-- THE DATA follows --

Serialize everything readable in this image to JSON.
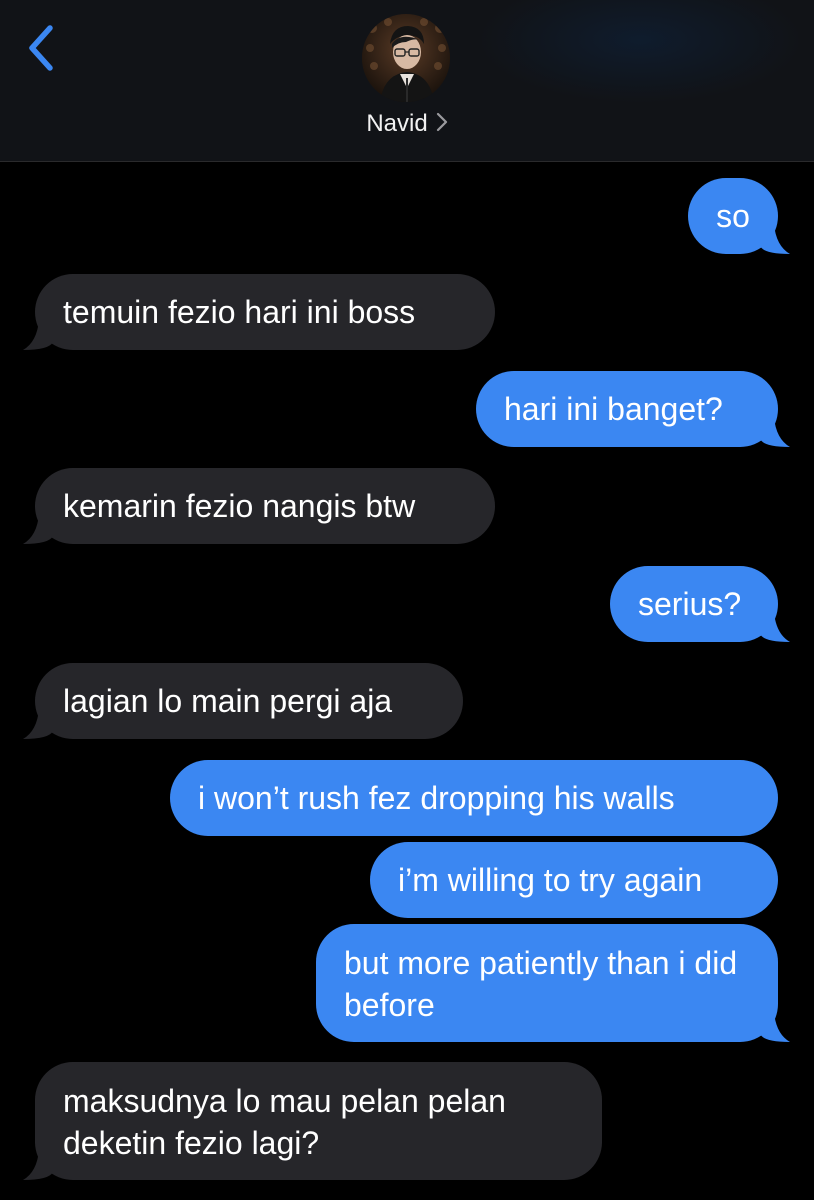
{
  "header": {
    "contact_name": "Navid",
    "back_icon": "chevron-left-icon",
    "name_chevron_icon": "chevron-right-icon",
    "accent_color": "#3b87f2"
  },
  "messages": [
    {
      "direction": "sent",
      "text": "so"
    },
    {
      "direction": "received",
      "text": "temuin fezio hari ini boss"
    },
    {
      "direction": "sent",
      "text": "hari ini banget?"
    },
    {
      "direction": "received",
      "text": "kemarin fezio nangis btw"
    },
    {
      "direction": "sent",
      "text": "serius?"
    },
    {
      "direction": "received",
      "text": "lagian lo main pergi aja"
    },
    {
      "direction": "sent",
      "text": "i won’t rush fez dropping his walls"
    },
    {
      "direction": "sent",
      "text": "i’m willing to try again"
    },
    {
      "direction": "sent",
      "text": "but more patiently than i did before"
    },
    {
      "direction": "received",
      "text": "maksudnya lo mau pelan pelan deketin fezio lagi?"
    }
  ],
  "colors": {
    "sent_bubble": "#3b87f2",
    "received_bubble": "#26262a",
    "background": "#000000"
  }
}
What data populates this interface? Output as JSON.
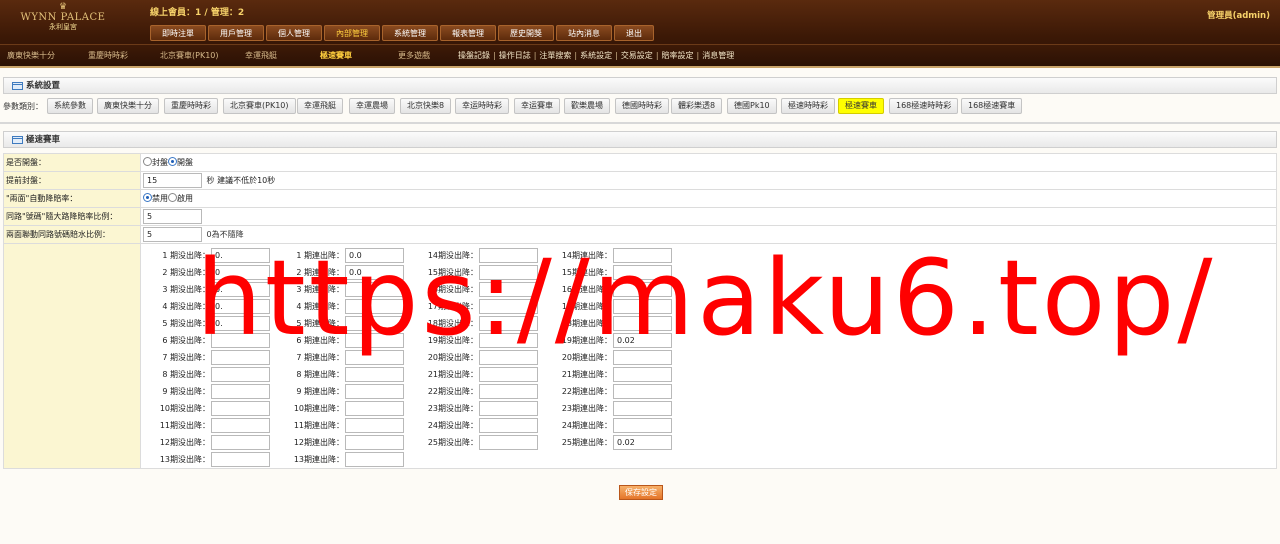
{
  "logo": {
    "name": "WYNN PALACE",
    "sub": "永利皇宮"
  },
  "header": {
    "online": "線上會員：1 / 管理：2",
    "admin": "管理員(admin)",
    "topnav": [
      "即時注單",
      "用戶管理",
      "個人管理",
      "內部管理",
      "系統管理",
      "報表管理",
      "歷史開獎",
      "站內消息",
      "退出"
    ],
    "active_top": "內部管理",
    "games": [
      "廣東快樂十分",
      "重慶時時彩",
      "北京賽車(PK10)",
      "幸運飛艇",
      "極速賽車",
      "更多遊戲"
    ],
    "active_game": "極速賽車",
    "subnav": [
      "操盤記錄",
      "操作日誌",
      "注單搜索",
      "系統設定",
      "交易設定",
      "賠率設定",
      "消息管理"
    ]
  },
  "settings": {
    "title": "系統設置",
    "cat_label": "參數類別：",
    "categories": [
      "系統參數",
      "廣東快樂十分",
      "重慶時時彩",
      "北京賽車(PK10)",
      "幸運飛艇",
      "幸運農場",
      "北京快樂8",
      "幸运時時彩",
      "幸运賽車",
      "歡樂農場",
      "德國時時彩",
      "體彩樂透8",
      "德國Pk10",
      "極速時時彩",
      "極速賽車",
      "168極速時時彩",
      "168極速賽車"
    ],
    "active_category": "極速賽車"
  },
  "race": {
    "title": "極速賽車",
    "rows": {
      "open": {
        "label": "是否開盤：",
        "opt1": "封盤",
        "opt2": "開盤",
        "selected": "開盤"
      },
      "advance": {
        "label": "提前封盤：",
        "value": "15",
        "unit": "秒",
        "hint": "建議不低於10秒"
      },
      "auto": {
        "label": "\"兩面\"自動降賠率：",
        "opt1": "禁用",
        "opt2": "啟用",
        "selected": "禁用"
      },
      "ratio": {
        "label": "同路\"號碼\"隨大路降賠率比例：",
        "value": "5"
      },
      "linkage": {
        "label": "兩面聯動同路號碼賠水比例：",
        "value": "5",
        "hint": "0為不隨降"
      }
    },
    "grid": {
      "col1": {
        "rows": [
          {
            "label": "1 期没出降：",
            "value": "0."
          },
          {
            "label": "2 期没出降：",
            "value": "0"
          },
          {
            "label": "3 期没出降：",
            "value": "0."
          },
          {
            "label": "4 期没出降：",
            "value": "0."
          },
          {
            "label": "5 期没出降：",
            "value": "0."
          },
          {
            "label": "6 期没出降：",
            "value": ""
          },
          {
            "label": "7 期没出降：",
            "value": ""
          },
          {
            "label": "8 期没出降：",
            "value": ""
          },
          {
            "label": "9 期没出降：",
            "value": ""
          },
          {
            "label": "10期没出降：",
            "value": ""
          },
          {
            "label": "11期没出降：",
            "value": ""
          },
          {
            "label": "12期没出降：",
            "value": ""
          },
          {
            "label": "13期没出降：",
            "value": ""
          }
        ]
      },
      "col2": {
        "rows": [
          {
            "label": "1 期連出降：",
            "value": "0.0"
          },
          {
            "label": "2 期連出降：",
            "value": "0.0"
          },
          {
            "label": "3 期連出降：",
            "value": ""
          },
          {
            "label": "4 期連出降：",
            "value": ""
          },
          {
            "label": "5 期連出降：",
            "value": ""
          },
          {
            "label": "6 期連出降：",
            "value": ""
          },
          {
            "label": "7 期連出降：",
            "value": ""
          },
          {
            "label": "8 期連出降：",
            "value": ""
          },
          {
            "label": "9 期連出降：",
            "value": ""
          },
          {
            "label": "10期連出降：",
            "value": ""
          },
          {
            "label": "11期連出降：",
            "value": ""
          },
          {
            "label": "12期連出降：",
            "value": ""
          },
          {
            "label": "13期連出降：",
            "value": ""
          }
        ]
      },
      "col3": {
        "rows": [
          {
            "label": "14期没出降：",
            "value": ""
          },
          {
            "label": "15期没出降：",
            "value": ""
          },
          {
            "label": "16期没出降：",
            "value": ""
          },
          {
            "label": "17期没出降：",
            "value": ""
          },
          {
            "label": "18期没出降：",
            "value": ""
          },
          {
            "label": "19期没出降：",
            "value": ""
          },
          {
            "label": "20期没出降：",
            "value": ""
          },
          {
            "label": "21期没出降：",
            "value": ""
          },
          {
            "label": "22期没出降：",
            "value": ""
          },
          {
            "label": "23期没出降：",
            "value": ""
          },
          {
            "label": "24期没出降：",
            "value": ""
          },
          {
            "label": "25期没出降：",
            "value": ""
          }
        ]
      },
      "col4": {
        "rows": [
          {
            "label": "14期連出降：",
            "value": ""
          },
          {
            "label": "15期連出降：",
            "value": ""
          },
          {
            "label": "16期連出降：",
            "value": ""
          },
          {
            "label": "17期連出降：",
            "value": ""
          },
          {
            "label": "18期連出降：",
            "value": ""
          },
          {
            "label": "19期連出降：",
            "value": "0.02"
          },
          {
            "label": "20期連出降：",
            "value": ""
          },
          {
            "label": "21期連出降：",
            "value": ""
          },
          {
            "label": "22期連出降：",
            "value": ""
          },
          {
            "label": "23期連出降：",
            "value": ""
          },
          {
            "label": "24期連出降：",
            "value": ""
          },
          {
            "label": "25期連出降：",
            "value": "0.02"
          }
        ]
      }
    },
    "save_label": "保存設定"
  },
  "watermark": "https://maku6.top/"
}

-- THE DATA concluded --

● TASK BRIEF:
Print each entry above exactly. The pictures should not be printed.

● YOUR SOLUTION:
Serialize everything readable in this image to JSON.
{
  "header": {
    "contact_name": "Navid",
    "back_icon": "chevron-left-icon",
    "name_chevron_icon": "chevron-right-icon",
    "accent_color": "#3b87f2"
  },
  "messages": [
    {
      "direction": "sent",
      "text": "so"
    },
    {
      "direction": "received",
      "text": "temuin fezio hari ini boss"
    },
    {
      "direction": "sent",
      "text": "hari ini banget?"
    },
    {
      "direction": "received",
      "text": "kemarin fezio nangis btw"
    },
    {
      "direction": "sent",
      "text": "serius?"
    },
    {
      "direction": "received",
      "text": "lagian lo main pergi aja"
    },
    {
      "direction": "sent",
      "text": "i won’t rush fez dropping his walls"
    },
    {
      "direction": "sent",
      "text": "i’m willing to try again"
    },
    {
      "direction": "sent",
      "text": "but more patiently than i did before"
    },
    {
      "direction": "received",
      "text": "maksudnya lo mau pelan pelan deketin fezio lagi?"
    }
  ],
  "colors": {
    "sent_bubble": "#3b87f2",
    "received_bubble": "#26262a",
    "background": "#000000"
  }
}
What data populates this interface? Output as JSON.
{
  "logo": {
    "name": "WYNN PALACE",
    "sub": "永利皇宮"
  },
  "header": {
    "online": "線上會員：1 / 管理：2",
    "admin": "管理員(admin)",
    "topnav": [
      "即時注單",
      "用戶管理",
      "個人管理",
      "內部管理",
      "系統管理",
      "報表管理",
      "歷史開獎",
      "站內消息",
      "退出"
    ],
    "active_top": "內部管理",
    "games": [
      "廣東快樂十分",
      "重慶時時彩",
      "北京賽車(PK10)",
      "幸運飛艇",
      "極速賽車",
      "更多遊戲"
    ],
    "active_game": "極速賽車",
    "subnav": [
      "操盤記錄",
      "操作日誌",
      "注單搜索",
      "系統設定",
      "交易設定",
      "賠率設定",
      "消息管理"
    ]
  },
  "settings": {
    "title": "系統設置",
    "cat_label": "參數類別：",
    "categories": [
      "系統參數",
      "廣東快樂十分",
      "重慶時時彩",
      "北京賽車(PK10)",
      "幸運飛艇",
      "幸運農場",
      "北京快樂8",
      "幸运時時彩",
      "幸运賽車",
      "歡樂農場",
      "德國時時彩",
      "體彩樂透8",
      "德國Pk10",
      "極速時時彩",
      "極速賽車",
      "168極速時時彩",
      "168極速賽車"
    ],
    "active_category": "極速賽車"
  },
  "race": {
    "title": "極速賽車",
    "rows": {
      "open": {
        "label": "是否開盤：",
        "opt1": "封盤",
        "opt2": "開盤",
        "selected": "開盤"
      },
      "advance": {
        "label": "提前封盤：",
        "value": "15",
        "unit": "秒",
        "hint": "建議不低於10秒"
      },
      "auto": {
        "label": "\"兩面\"自動降賠率：",
        "opt1": "禁用",
        "opt2": "啟用",
        "selected": "禁用"
      },
      "ratio": {
        "label": "同路\"號碼\"隨大路降賠率比例：",
        "value": "5"
      },
      "linkage": {
        "label": "兩面聯動同路號碼賠水比例：",
        "value": "5",
        "hint": "0為不隨降"
      }
    },
    "grid": {
      "col1": {
        "rows": [
          {
            "label": "1 期没出降：",
            "value": "0."
          },
          {
            "label": "2 期没出降：",
            "value": "0"
          },
          {
            "label": "3 期没出降：",
            "value": "0."
          },
          {
            "label": "4 期没出降：",
            "value": "0."
          },
          {
            "label": "5 期没出降：",
            "value": "0."
          },
          {
            "label": "6 期没出降：",
            "value": ""
          },
          {
            "label": "7 期没出降：",
            "value": ""
          },
          {
            "label": "8 期没出降：",
            "value": ""
          },
          {
            "label": "9 期没出降：",
            "value": ""
          },
          {
            "label": "10期没出降：",
            "value": ""
          },
          {
            "label": "11期没出降：",
            "value": ""
          },
          {
            "label": "12期没出降：",
            "value": ""
          },
          {
            "label": "13期没出降：",
            "value": ""
          }
        ]
      },
      "col2": {
        "rows": [
          {
            "label": "1 期連出降：",
            "value": "0.0"
          },
          {
            "label": "2 期連出降：",
            "value": "0.0"
          },
          {
            "label": "3 期連出降：",
            "value": ""
          },
          {
            "label": "4 期連出降：",
            "value": ""
          },
          {
            "label": "5 期連出降：",
            "value": ""
          },
          {
            "label": "6 期連出降：",
            "value": ""
          },
          {
            "label": "7 期連出降：",
            "value": ""
          },
          {
            "label": "8 期連出降：",
            "value": ""
          },
          {
            "label": "9 期連出降：",
            "value": ""
          },
          {
            "label": "10期連出降：",
            "value": ""
          },
          {
            "label": "11期連出降：",
            "value": ""
          },
          {
            "label": "12期連出降：",
            "value": ""
          },
          {
            "label": "13期連出降：",
            "value": ""
          }
        ]
      },
      "col3": {
        "rows": [
          {
            "label": "14期没出降：",
            "value": ""
          },
          {
            "label": "15期没出降：",
            "value": ""
          },
          {
            "label": "16期没出降：",
            "value": ""
          },
          {
            "label": "17期没出降：",
            "value": ""
          },
          {
            "label": "18期没出降：",
            "value": ""
          },
          {
            "label": "19期没出降：",
            "value": ""
          },
          {
            "label": "20期没出降：",
            "value": ""
          },
          {
            "label": "21期没出降：",
            "value": ""
          },
          {
            "label": "22期没出降：",
            "value": ""
          },
          {
            "label": "23期没出降：",
            "value": ""
          },
          {
            "label": "24期没出降：",
            "value": ""
          },
          {
            "label": "25期没出降：",
            "value": ""
          }
        ]
      },
      "col4": {
        "rows": [
          {
            "label": "14期連出降：",
            "value": ""
          },
          {
            "label": "15期連出降：",
            "value": ""
          },
          {
            "label": "16期連出降：",
            "value": ""
          },
          {
            "label": "17期連出降：",
            "value": ""
          },
          {
            "label": "18期連出降：",
            "value": ""
          },
          {
            "label": "19期連出降：",
            "value": "0.02"
          },
          {
            "label": "20期連出降：",
            "value": ""
          },
          {
            "label": "21期連出降：",
            "value": ""
          },
          {
            "label": "22期連出降：",
            "value": ""
          },
          {
            "label": "23期連出降：",
            "value": ""
          },
          {
            "label": "24期連出降：",
            "value": ""
          },
          {
            "label": "25期連出降：",
            "value": "0.02"
          }
        ]
      }
    },
    "save_label": "保存設定"
  },
  "watermark": "https://maku6.top/"
}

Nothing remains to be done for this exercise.